Ovid’s exhaustive scientific focus also provides Kingsolver a voice that explains what the Monarch’s distorted flight path means for the planet. For Dellarobia, Ovid reflects the claustrophobic inadequacy of her own life and reveals the excitement of an urgent new world represented by the troubled Monarchs and the exactitude of scientific inquiry. Through Ovid’s carefully moderated response to the Monarch displacement and Kingsolver’s detailed and fascinating description of how a scholar studies a natural phenomenon, we see Dellarobia begins to absorb and codify her own response to this earth-changing butterfly visit.
The Monarch’s presence resonates throughout the tight community. The local pastor labels Dellarobia’s discovery as a vision. Her judgmental mother-in-law struggles with the concept of no return in a world where seasonal repetition and weekly sermons has established the rhythm of the universe. Her husband opens his eyes to his child-bride’s power, and the village patriarch yields his forest clearcut plans with grace and dignity.

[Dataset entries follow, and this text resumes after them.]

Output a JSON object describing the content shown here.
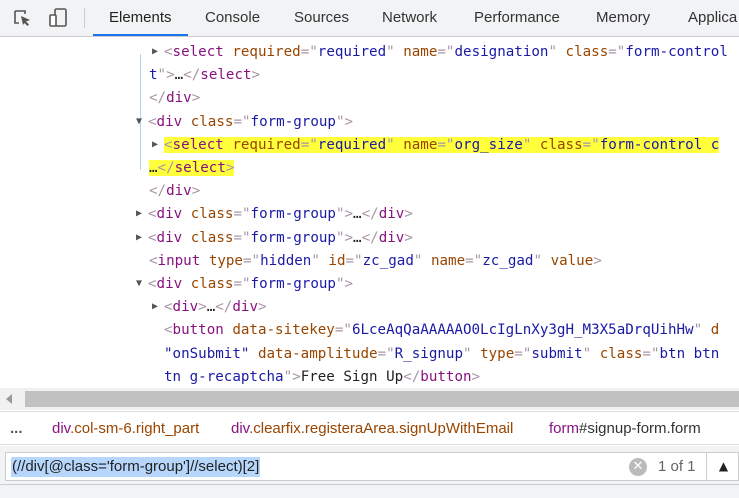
{
  "toolbar": {
    "tabs": [
      "Elements",
      "Console",
      "Sources",
      "Network",
      "Performance",
      "Memory",
      "Applica"
    ],
    "active": "Elements"
  },
  "tree": {
    "lines": [
      {
        "indent": 164,
        "tri": "▶",
        "tokens": [
          [
            "pun",
            "<"
          ],
          [
            "tag",
            "select"
          ],
          [
            "txt",
            " "
          ],
          [
            "attr",
            "required"
          ],
          [
            "pun",
            "=\""
          ],
          [
            "val",
            "required"
          ],
          [
            "pun",
            "\""
          ],
          [
            "txt",
            " "
          ],
          [
            "attr",
            "name"
          ],
          [
            "pun",
            "=\""
          ],
          [
            "val",
            "designation"
          ],
          [
            "pun",
            "\""
          ],
          [
            "txt",
            " "
          ],
          [
            "attr",
            "class"
          ],
          [
            "pun",
            "=\""
          ],
          [
            "val",
            "form-control"
          ]
        ]
      },
      {
        "indent": 149,
        "tokens": [
          [
            "val",
            "t"
          ],
          [
            "pun",
            "\">"
          ],
          [
            "txt",
            "…"
          ],
          [
            "pun",
            "</"
          ],
          [
            "tag",
            "select"
          ],
          [
            "pun",
            ">"
          ]
        ]
      },
      {
        "indent": 149,
        "tokens": [
          [
            "pun",
            "</"
          ],
          [
            "tag",
            "div"
          ],
          [
            "pun",
            ">"
          ]
        ]
      },
      {
        "indent": 148,
        "tri": "▼",
        "tokens": [
          [
            "pun",
            "<"
          ],
          [
            "tag",
            "div"
          ],
          [
            "txt",
            " "
          ],
          [
            "attr",
            "class"
          ],
          [
            "pun",
            "=\""
          ],
          [
            "val",
            "form-group"
          ],
          [
            "pun",
            "\">"
          ]
        ]
      },
      {
        "indent": 164,
        "tri": "▶",
        "hl": true,
        "tokens": [
          [
            "pun",
            "<"
          ],
          [
            "tag",
            "select"
          ],
          [
            "txt",
            " "
          ],
          [
            "attr",
            "required"
          ],
          [
            "pun",
            "=\""
          ],
          [
            "val",
            "required"
          ],
          [
            "pun",
            "\""
          ],
          [
            "txt",
            " "
          ],
          [
            "attr",
            "name"
          ],
          [
            "pun",
            "=\""
          ],
          [
            "val",
            "org_size"
          ],
          [
            "pun",
            "\""
          ],
          [
            "txt",
            " "
          ],
          [
            "attr",
            "class"
          ],
          [
            "pun",
            "=\""
          ],
          [
            "val",
            "form-control c"
          ]
        ]
      },
      {
        "indent": 149,
        "hl": true,
        "tokens": [
          [
            "txt",
            "…"
          ],
          [
            "pun",
            "</"
          ],
          [
            "tag",
            "select"
          ],
          [
            "pun",
            ">"
          ]
        ]
      },
      {
        "indent": 149,
        "tokens": [
          [
            "pun",
            "</"
          ],
          [
            "tag",
            "div"
          ],
          [
            "pun",
            ">"
          ]
        ]
      },
      {
        "indent": 148,
        "tri": "▶",
        "tokens": [
          [
            "pun",
            "<"
          ],
          [
            "tag",
            "div"
          ],
          [
            "txt",
            " "
          ],
          [
            "attr",
            "class"
          ],
          [
            "pun",
            "=\""
          ],
          [
            "val",
            "form-group"
          ],
          [
            "pun",
            "\">"
          ],
          [
            "txt",
            "…"
          ],
          [
            "pun",
            "</"
          ],
          [
            "tag",
            "div"
          ],
          [
            "pun",
            ">"
          ]
        ]
      },
      {
        "indent": 148,
        "tri": "▶",
        "tokens": [
          [
            "pun",
            "<"
          ],
          [
            "tag",
            "div"
          ],
          [
            "txt",
            " "
          ],
          [
            "attr",
            "class"
          ],
          [
            "pun",
            "=\""
          ],
          [
            "val",
            "form-group"
          ],
          [
            "pun",
            "\">"
          ],
          [
            "txt",
            "…"
          ],
          [
            "pun",
            "</"
          ],
          [
            "tag",
            "div"
          ],
          [
            "pun",
            ">"
          ]
        ]
      },
      {
        "indent": 149,
        "tokens": [
          [
            "pun",
            "<"
          ],
          [
            "tag",
            "input"
          ],
          [
            "txt",
            " "
          ],
          [
            "attr",
            "type"
          ],
          [
            "pun",
            "=\""
          ],
          [
            "val",
            "hidden"
          ],
          [
            "pun",
            "\""
          ],
          [
            "txt",
            " "
          ],
          [
            "attr",
            "id"
          ],
          [
            "pun",
            "=\""
          ],
          [
            "val",
            "zc_gad"
          ],
          [
            "pun",
            "\""
          ],
          [
            "txt",
            " "
          ],
          [
            "attr",
            "name"
          ],
          [
            "pun",
            "=\""
          ],
          [
            "val",
            "zc_gad"
          ],
          [
            "pun",
            "\""
          ],
          [
            "txt",
            " "
          ],
          [
            "attr",
            "value"
          ],
          [
            "pun",
            ">"
          ]
        ]
      },
      {
        "indent": 148,
        "tri": "▼",
        "tokens": [
          [
            "pun",
            "<"
          ],
          [
            "tag",
            "div"
          ],
          [
            "txt",
            " "
          ],
          [
            "attr",
            "class"
          ],
          [
            "pun",
            "=\""
          ],
          [
            "val",
            "form-group"
          ],
          [
            "pun",
            "\">"
          ]
        ]
      },
      {
        "indent": 164,
        "tri": "▶",
        "tokens": [
          [
            "pun",
            "<"
          ],
          [
            "tag",
            "div"
          ],
          [
            "pun",
            ">"
          ],
          [
            "txt",
            "…"
          ],
          [
            "pun",
            "</"
          ],
          [
            "tag",
            "div"
          ],
          [
            "pun",
            ">"
          ]
        ]
      },
      {
        "indent": 164,
        "tokens": [
          [
            "pun",
            "<"
          ],
          [
            "tag",
            "button"
          ],
          [
            "txt",
            " "
          ],
          [
            "attr",
            "data-sitekey"
          ],
          [
            "pun",
            "=\""
          ],
          [
            "val",
            "6LceAqQaAAAAAO0LcIgLnXy3gH_M3X5aDrqUihHw"
          ],
          [
            "pun",
            "\""
          ],
          [
            "txt",
            " "
          ],
          [
            "attr",
            "d"
          ]
        ]
      },
      {
        "indent": 164,
        "tokens": [
          [
            "val",
            "\"onSubmit\""
          ],
          [
            "txt",
            " "
          ],
          [
            "attr",
            "data-amplitude"
          ],
          [
            "pun",
            "=\""
          ],
          [
            "val",
            "R_signup"
          ],
          [
            "pun",
            "\""
          ],
          [
            "txt",
            " "
          ],
          [
            "attr",
            "type"
          ],
          [
            "pun",
            "=\""
          ],
          [
            "val",
            "submit"
          ],
          [
            "pun",
            "\""
          ],
          [
            "txt",
            " "
          ],
          [
            "attr",
            "class"
          ],
          [
            "pun",
            "=\""
          ],
          [
            "val",
            "btn btn"
          ]
        ]
      },
      {
        "indent": 164,
        "tokens": [
          [
            "val",
            "tn g-recaptcha"
          ],
          [
            "pun",
            "\">"
          ],
          [
            "txt",
            "Free Sign Up"
          ],
          [
            "pun",
            "</"
          ],
          [
            "tag",
            "button"
          ],
          [
            "pun",
            ">"
          ]
        ]
      }
    ]
  },
  "breadcrumbs": {
    "more": "...",
    "items": [
      {
        "tag": "div",
        "rest": ".col-sm-6.right_part"
      },
      {
        "tag": "div",
        "rest": ".clearfix.registeraArea.signUpWithEmail"
      },
      {
        "tag": "form",
        "rest": "#signup-form.form"
      }
    ]
  },
  "search": {
    "query": "(//div[@class='form-group']//select)[2]",
    "clear": "✕",
    "count": "1 of 1",
    "prev": "▲"
  }
}
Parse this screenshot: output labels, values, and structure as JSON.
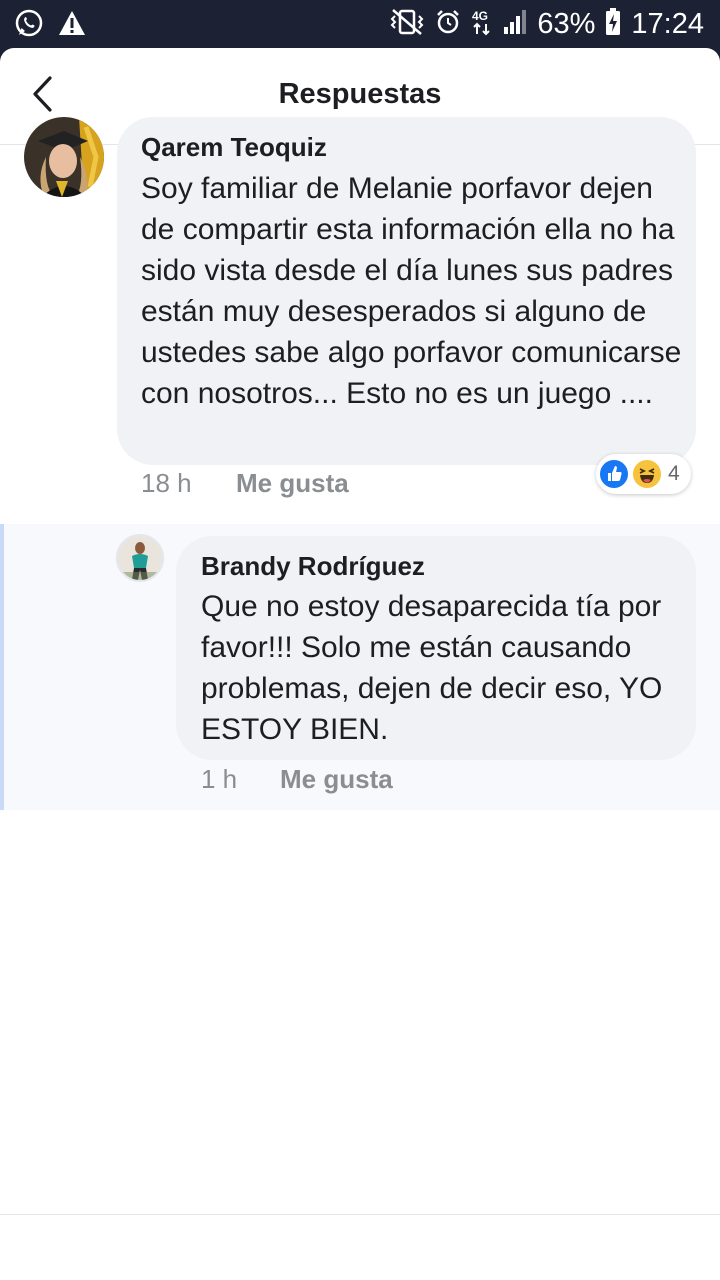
{
  "status_bar": {
    "battery": "63%",
    "time": "17:24",
    "network": "4G",
    "icons": [
      "whatsapp-icon",
      "warning-icon",
      "vibrate-icon",
      "alarm-icon",
      "network-4g-icon",
      "signal-icon",
      "battery-icon"
    ]
  },
  "header": {
    "title": "Respuestas",
    "back_icon": "chevron-left-icon"
  },
  "comment": {
    "author": "Qarem Teoquiz",
    "text": "Soy familiar de Melanie porfavor dejen de compartir esta información ella no ha sido vista desde el día lunes sus padres están muy desesperados si alguno de ustedes sabe algo porfavor comunicarse con nosotros... Esto no es un juego ....",
    "time": "18 h",
    "like_label": "Me gusta",
    "reactions": {
      "types": [
        "like-reaction-icon",
        "haha-reaction-icon"
      ],
      "count": "4"
    }
  },
  "reply": {
    "author": "Brandy Rodríguez",
    "text": "Que no estoy desaparecida tía por favor!!! Solo me están causando problemas, dejen de decir eso, YO ESTOY BIEN.",
    "time": "1 h",
    "like_label": "Me gusta"
  },
  "colors": {
    "status_bar_bg": "#1c2233",
    "bubble_bg": "#f0f2f5",
    "reply_section_bg": "#f7f9fd",
    "thread_line": "#c8daf8",
    "like_blue": "#1877f2",
    "haha_yellow": "#f7c23c",
    "meta_gray": "#8a8d91"
  }
}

Perhaps the high point of the novel comes when Ovid Byron locks horns — or antennae — with the blonde, assumptive media maven. He shoots down her media clichés and assumptions and banishes her from the scene. But always, Dellarobia’s heart and mind beats at the center of Flight Behavior, giving us a window into the reality of the unrealizable — that our planet is changing, fundamentally, drastically, and forever.

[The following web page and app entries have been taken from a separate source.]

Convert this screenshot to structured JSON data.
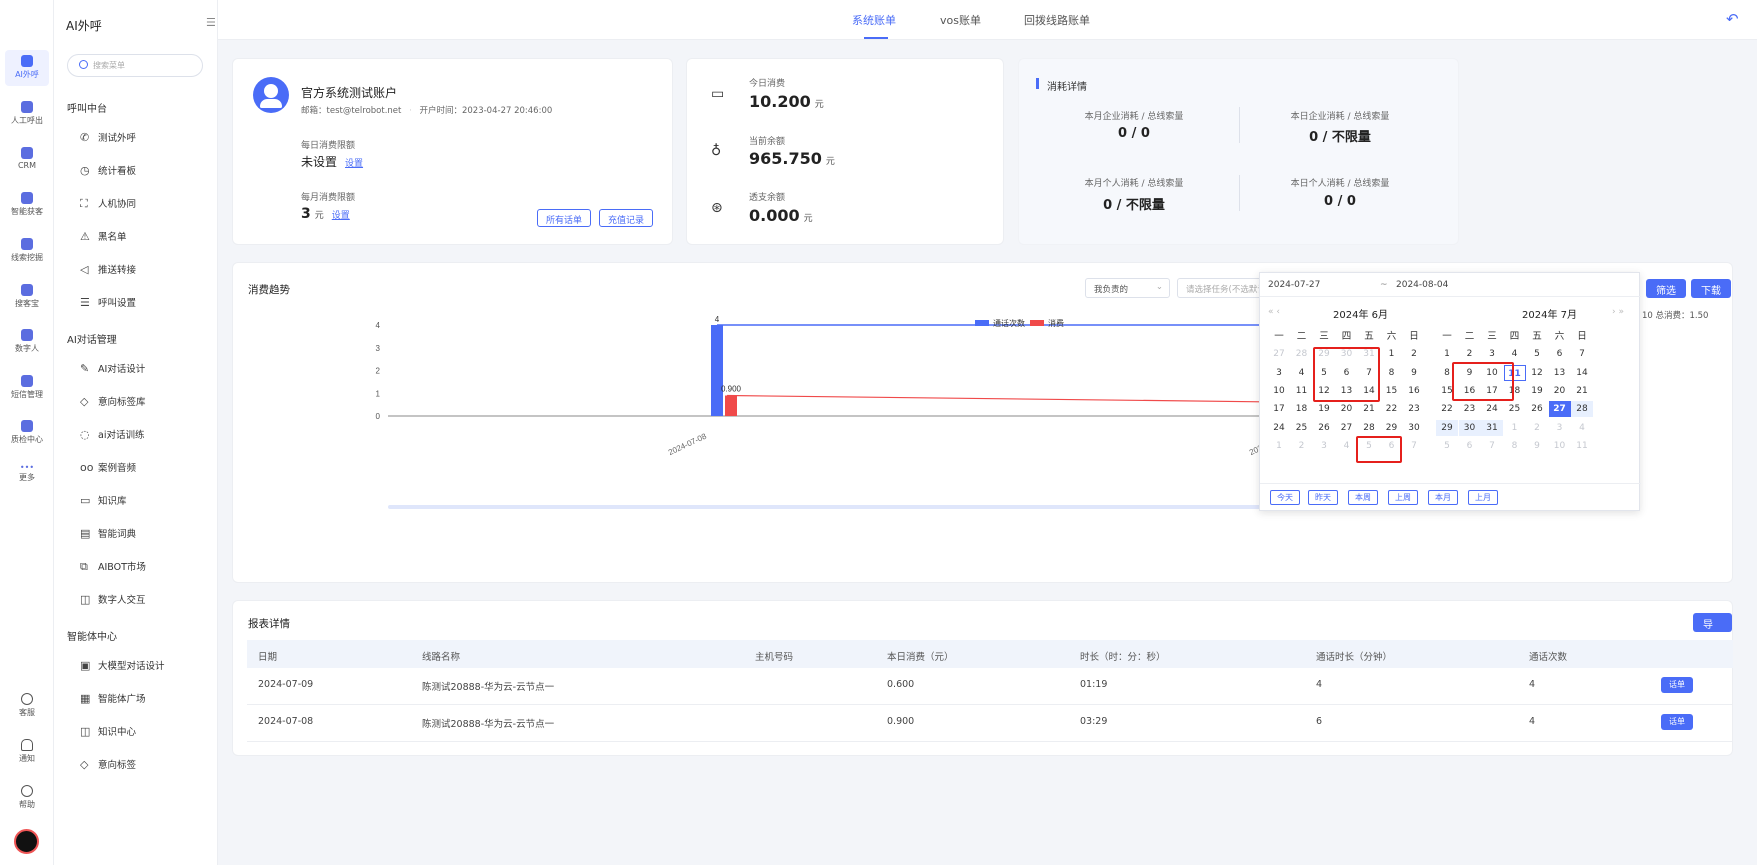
{
  "rail": {
    "items": [
      {
        "label": "AI外呼"
      },
      {
        "label": "人工呼出"
      },
      {
        "label": "CRM"
      },
      {
        "label": "智能获客"
      },
      {
        "label": "线索挖掘"
      },
      {
        "label": "搜客宝"
      },
      {
        "label": "数字人"
      },
      {
        "label": "短信管理"
      },
      {
        "label": "质检中心"
      },
      {
        "label": "更多"
      }
    ],
    "bottom": [
      {
        "label": "客服"
      },
      {
        "label": "通知"
      },
      {
        "label": "帮助"
      }
    ],
    "more_glyph": "•••"
  },
  "menu": {
    "title": "AI外呼",
    "search_placeholder": "搜索菜单",
    "groups": [
      {
        "label": "呼叫中台",
        "items": [
          "测试外呼",
          "统计看板",
          "人机协同",
          "黑名单",
          "推送转接",
          "呼叫设置"
        ]
      },
      {
        "label": "AI对话管理",
        "items": [
          "AI对话设计",
          "意向标签库",
          "ai对话训练",
          "案例音频",
          "知识库",
          "智能词典",
          "AIBOT市场",
          "数字人交互"
        ]
      },
      {
        "label": "智能体中心",
        "items": [
          "大模型对话设计",
          "智能体广场",
          "知识中心",
          "意向标签"
        ]
      }
    ]
  },
  "tabs": [
    "系统账单",
    "vos账单",
    "回拨线路账单"
  ],
  "account": {
    "name": "官方系统测试账户",
    "email_label": "邮箱：",
    "email": "test@telrobot.net",
    "open_label": "开户时间：",
    "open_time": "2023-04-27 20:46:00",
    "daily_limit_label": "每日消费限额",
    "daily_limit_value": "未设置",
    "monthly_limit_label": "每月消费限额",
    "monthly_limit_value": "3",
    "unit": "元",
    "set_link": "设置",
    "btn_all_bills": "所有话单",
    "btn_recharge": "充值记录"
  },
  "balance": {
    "today_label": "今日消费",
    "today_value": "10.200",
    "current_label": "当前余额",
    "current_value": "965.750",
    "overdraft_label": "透支余额",
    "overdraft_value": "0.000",
    "unit": "元"
  },
  "consumption": {
    "title": "消耗详情",
    "stats": [
      {
        "label": "本月企业消耗 / 总线索量",
        "value": "0 / 0"
      },
      {
        "label": "本日企业消耗 / 总线索量",
        "value": "0 / 不限量"
      },
      {
        "label": "本月个人消耗 / 总线索量",
        "value": "0 / 不限量"
      },
      {
        "label": "本日个人消耗 / 总线索量",
        "value": "0 / 0"
      }
    ]
  },
  "trend": {
    "title": "消费趋势",
    "owner_select": "我负责的",
    "task_placeholder": "请选择任务(不选默认全部)",
    "btn_filter": "筛选",
    "btn_download": "下载",
    "summary": "数：10  总消费：1.50"
  },
  "chart_data": {
    "type": "bar",
    "categories": [
      "2024-07-08",
      "2024-07-09"
    ],
    "series": [
      {
        "name": "通话次数",
        "values": [
          4,
          4
        ],
        "color": "#4a6cf7"
      },
      {
        "name": "消费",
        "values": [
          0.9,
          0.6
        ],
        "color": "#f04a4a"
      }
    ],
    "ylim": [
      0,
      4
    ],
    "yticks": [
      "0",
      "1",
      "2",
      "3",
      "4"
    ],
    "data_labels": [
      "4",
      "0.900"
    ],
    "legend": "top-center",
    "overlay_lines": true
  },
  "datepicker": {
    "start": "2024-07-27",
    "sep": "~",
    "end": "2024-08-04",
    "left_month": "2024年 6月",
    "right_month": "2024年 7月",
    "weekdays": [
      "一",
      "二",
      "三",
      "四",
      "五",
      "六",
      "日"
    ],
    "prev_glyph": "« ‹",
    "next_glyph": "› »",
    "left_days": [
      [
        "27",
        "28",
        "29",
        "30",
        "31",
        "1",
        "2"
      ],
      [
        "3",
        "4",
        "5",
        "6",
        "7",
        "8",
        "9"
      ],
      [
        "10",
        "11",
        "12",
        "13",
        "14",
        "15",
        "16"
      ],
      [
        "17",
        "18",
        "19",
        "20",
        "21",
        "22",
        "23"
      ],
      [
        "24",
        "25",
        "26",
        "27",
        "28",
        "29",
        "30"
      ],
      [
        "1",
        "2",
        "3",
        "4",
        "5",
        "6",
        "7"
      ]
    ],
    "right_days": [
      [
        "1",
        "2",
        "3",
        "4",
        "5",
        "6",
        "7"
      ],
      [
        "8",
        "9",
        "10",
        "11",
        "12",
        "13",
        "14"
      ],
      [
        "15",
        "16",
        "17",
        "18",
        "19",
        "20",
        "21"
      ],
      [
        "22",
        "23",
        "24",
        "25",
        "26",
        "27",
        "28"
      ],
      [
        "29",
        "30",
        "31",
        "1",
        "2",
        "3",
        "4"
      ],
      [
        "5",
        "6",
        "7",
        "8",
        "9",
        "10",
        "11"
      ]
    ],
    "quick": [
      "今天",
      "昨天",
      "本周",
      "上周",
      "本月",
      "上月"
    ]
  },
  "report": {
    "title": "报表详情",
    "btn_export": "导出",
    "columns": [
      "日期",
      "线路名称",
      "主机号码",
      "本日消费（元）",
      "时长（时：分：秒）",
      "通话时长（分钟）",
      "通话次数"
    ],
    "rows": [
      {
        "date": "2024-07-09",
        "line": "陈测试20888-华为云-云节点一",
        "host": "",
        "cost": "0.600",
        "duration": "01:19",
        "minutes": "4",
        "calls": "4",
        "action": "话单"
      },
      {
        "date": "2024-07-08",
        "line": "陈测试20888-华为云-云节点一",
        "host": "",
        "cost": "0.900",
        "duration": "03:29",
        "minutes": "6",
        "calls": "4",
        "action": "话单"
      }
    ]
  },
  "colors": {
    "accent": "#4a6cf7",
    "consume": "#f04a4a",
    "highlight": "#e5201c"
  }
}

Kingsolver is one of my favorite novelists: she inevitably weaves deep social meaning into the fabric of her skilled and gorgeous works. But, as with many writers who have reached well-deserved heights, she needs editing. In Flight Behavior, she indulges us — and possibly herself — with a near-endless chapter in a goodwill store, describing in revolving detail the items for sale, the speculated-upon origins, and her kids' reactions to her 'yeses and nos. The scene serves a purpose, Dellarobia discusses plot points with her sidekick, Crystal but ten pages would have covered the territory; the other 40 seem over the top.
Conversely, toward the end of the book, Kingsolver seems to rush to the finish, using narrative to briefly describe life-changing scenes and circumstances.
Editorial problems notwithstanding, As Dellarobia moves into her next chapter, beyond the end of Flight Behavior, the reader is left with Kingsolver's subtle but definitive answer to the question "What is to be done?" Plenty.